Let me make this clear, this is not gonna be a walk in the park. This bridge is not the fancy ones I’m used to seeing; this one’s made for the local folks for real-life use to cross the span of the river below.
The bridge floats through rusty steel cables usually used as reinforcement bars on concrete construction. More rusty cables hold the floor of the bridge where old wood planks are haphazardly laid down over a thin metal mesh to carry a crosser’s weight.
I asked one of the kids hanging around the area if there had been cases of people falling off the bridge, he told me not to worry as there were only a few he says. Only a few! Holy smokes.
A couple of our friends backed off, totally daunted by this uncute hanging bridge; but I wasn’t about to join them, I will cross this bridge. So we carried on, one careful step at a time.
The first third of the way was quite a challenge, the wind sways the bridge, the floor was barely a foot wide and we were having a hard time holding on to the railings (if you can call it that) since they were too far apart and we had to completely let go, balance ourselves, walk a few steps more before we can again hold on to the comfort of those rusty cables.
It was doubly hard for me as I’m lugging my heavy camera around with me, and snapping a few photos while holding on tightly with my left hand (I was thinking the whole time that I should not fall off or my camera would be destroyed, camera first before everything else haha).
I looked ahead and saw my friends ahead literally crawling on their hands and knees on the walkboards for fear of getting thrown off. The kids watching from the far end must be having a ball laughing at our expense.
I at last reached the middle of the bridge without resorting to crawling. I got to relax a bit as the handholds are closer at this part and I can walk continuously without fear of falling off.
Then came the hardest part; the last third of the way, the cables again began to widen in gap and the wind seemed to grow much stronger.

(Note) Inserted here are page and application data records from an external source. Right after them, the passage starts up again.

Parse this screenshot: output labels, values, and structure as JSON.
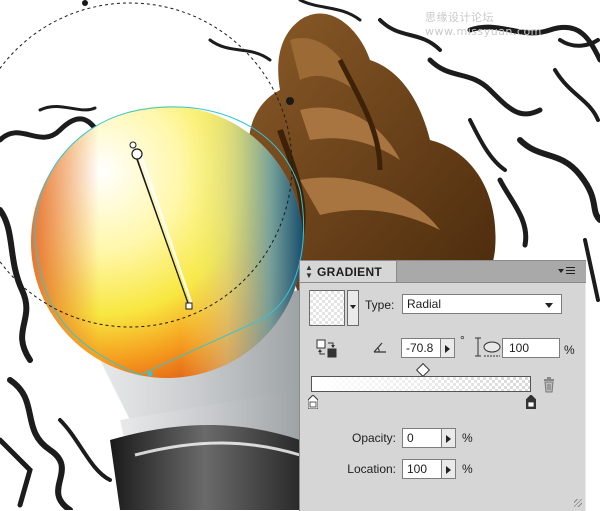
{
  "watermark": "思缘设计论坛 www.missyuan.com",
  "panel": {
    "title": "GRADIENT",
    "type_label": "Type:",
    "type_value": "Radial",
    "angle_value": "-70.8",
    "degree_symbol": "°",
    "aspect_value": "100",
    "aspect_unit": "%",
    "opacity_label": "Opacity:",
    "opacity_value": "0",
    "opacity_unit": "%",
    "location_label": "Location:",
    "location_value": "100",
    "location_unit": "%"
  },
  "colors": {
    "panel_bg": "#d6d6d6",
    "header_bg": "#a9a9a9",
    "selection": "#35c4d4",
    "chocolate": "#6b3f16"
  },
  "icons": {
    "panel_menu": "panel-menu-icon",
    "reverse": "reverse-gradient-icon",
    "angle": "angle-icon",
    "aspect": "aspect-ratio-icon",
    "delete": "trash-icon"
  }
}
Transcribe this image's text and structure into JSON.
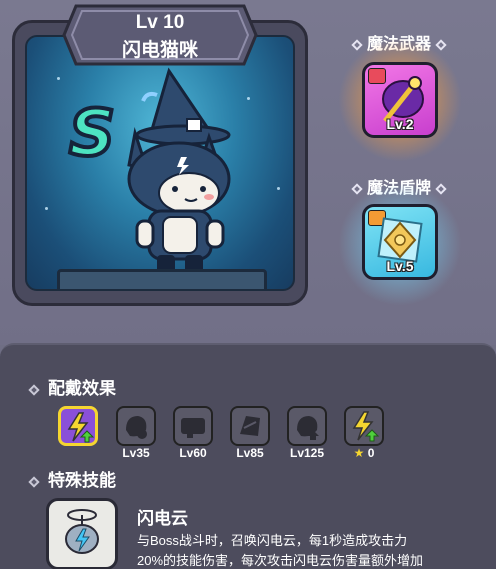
{
  "character": {
    "level": "Lv 10",
    "name": "闪电猫咪",
    "rank": "S"
  },
  "equipment": {
    "weapon": {
      "title": "魔法武器",
      "level": "Lv.2",
      "icon": "magic-staff-icon",
      "color": "#d24fd6"
    },
    "shield": {
      "title": "魔法盾牌",
      "level": "Lv.5",
      "icon": "magic-shield-icon",
      "color": "#45c7e8"
    }
  },
  "wear_effects": {
    "title": "配戴效果",
    "items": [
      {
        "label": "",
        "icon": "lightning-up-icon",
        "active": true
      },
      {
        "label": "Lv35",
        "icon": "locked-effect-icon",
        "active": false
      },
      {
        "label": "Lv60",
        "icon": "locked-effect-icon",
        "active": false
      },
      {
        "label": "Lv85",
        "icon": "locked-effect-icon",
        "active": false
      },
      {
        "label": "Lv125",
        "icon": "locked-effect-icon",
        "active": false
      },
      {
        "label": "0",
        "icon": "lightning-up-icon",
        "active": false,
        "star": true
      }
    ]
  },
  "special_skill": {
    "title": "特殊技能",
    "name": "闪电云",
    "desc_line1": "与Boss战斗时，召唤闪电云，每1秒造成攻击力",
    "desc_line2": "20%的技能伤害，每次攻击闪电云伤害量额外增加"
  },
  "colors": {
    "background": "#6f6e84",
    "panel": "#4d4c5d",
    "rank": "#4de3c1",
    "lightning": "#f5d630"
  }
}
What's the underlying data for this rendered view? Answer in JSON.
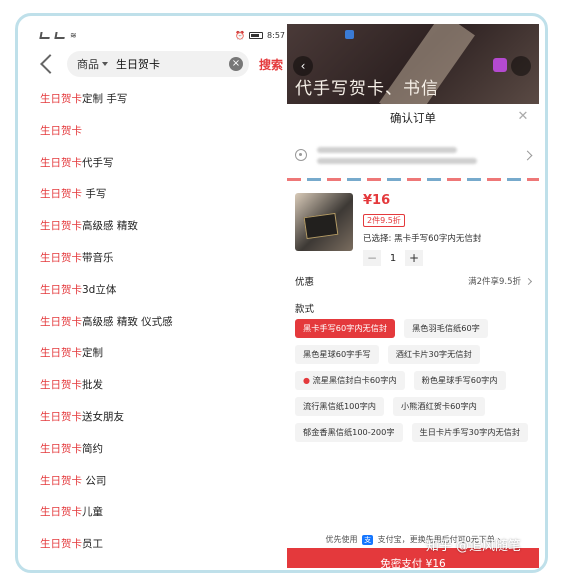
{
  "left": {
    "status": {
      "time": "8:57"
    },
    "search": {
      "scope": "商品",
      "query": "生日贺卡",
      "button": "搜索"
    },
    "keyword": "生日贺卡",
    "suggestions": [
      {
        "kw": "生日贺卡",
        "rest": "定制 手写"
      },
      {
        "kw": "生日贺卡",
        "rest": ""
      },
      {
        "kw": "生日贺卡",
        "rest": "代手写"
      },
      {
        "kw": "生日贺卡",
        "rest": " 手写"
      },
      {
        "kw": "生日贺卡",
        "rest": "高级感 精致"
      },
      {
        "kw": "生日贺卡",
        "rest": "带音乐"
      },
      {
        "kw": "生日贺卡",
        "rest": "3d立体"
      },
      {
        "kw": "生日贺卡",
        "rest": "高级感 精致 仪式感"
      },
      {
        "kw": "生日贺卡",
        "rest": "定制"
      },
      {
        "kw": "生日贺卡",
        "rest": "批发"
      },
      {
        "kw": "生日贺卡",
        "rest": "送女朋友"
      },
      {
        "kw": "生日贺卡",
        "rest": "简约"
      },
      {
        "kw": "生日贺卡",
        "rest": " 公司"
      },
      {
        "kw": "生日贺卡",
        "rest": "儿童"
      },
      {
        "kw": "生日贺卡",
        "rest": "员工"
      }
    ]
  },
  "right": {
    "banner": {
      "title": "代手写贺卡、书信"
    },
    "sheet": {
      "title": "确认订单",
      "price": "¥16",
      "discount_tag": "2件9.5折",
      "selected": "已选择:   黑卡手写60字内无信封",
      "quantity": "1",
      "promo_label": "优惠",
      "promo_value": "满2件享9.5折",
      "style_label": "款式",
      "options": [
        {
          "label": "黑卡手写60字内无信封",
          "selected": true,
          "flame": false
        },
        {
          "label": "黑色羽毛信纸60字",
          "selected": false,
          "flame": false
        },
        {
          "label": "黑色星球60字手写",
          "selected": false,
          "flame": false
        },
        {
          "label": "酒红卡片30字无信封",
          "selected": false,
          "flame": false
        },
        {
          "label": "流星黑信封白卡60字内",
          "selected": false,
          "flame": true
        },
        {
          "label": "粉色星球手写60字内",
          "selected": false,
          "flame": false
        },
        {
          "label": "流行黑信纸100字内",
          "selected": false,
          "flame": false
        },
        {
          "label": "小熊酒红贺卡60字内",
          "selected": false,
          "flame": false
        },
        {
          "label": "郁金香黑信纸100-200字",
          "selected": false,
          "flame": false
        },
        {
          "label": "生日卡片手写30字内无信封",
          "selected": false,
          "flame": false
        }
      ],
      "pay_note_pre": "优先使用",
      "alipay_badge": "支",
      "pay_note_post": "支付宝，更换先用后付可0元下单",
      "pay_button": "免密支付 ¥16"
    }
  },
  "watermark": "知乎 @追风随笔",
  "colors": {
    "accent": "#e4393c",
    "frame": "#bfe0ea"
  }
}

I was having trouble walking as vertigo sets in and the bridge seemed moving leftwards without stopping.
My mind was already playing tricks on me and the only thing that kept me from being eaten up by dizziness was the green land mass ahead of me. I kept trying to focus on it to reverse the effects of vertigo, succeeding for a few seconds and lapsing into it again.
About fifteen feet from the other side of the bridge, I finally gave up. I cannot do this without risking dunking myself and my camera down the waters below. The cables for support were really now too wide apart, and it takes intense concentration to keep off the vertigo that’s now sweeping my brain.
I turned back, to the disappointment of my friends who were now on the other side and well, to my dismay as well.
But ever since I reached my physical limits on a trip up north years ago, I decided that adventurous I may be, I have to know and set my limitations lest those adventures end prematurely. I had reached my limits this time, I know it.
Now I have to face the problem of going back the way I came. Why oh why did I ever put myself in this position. Dang.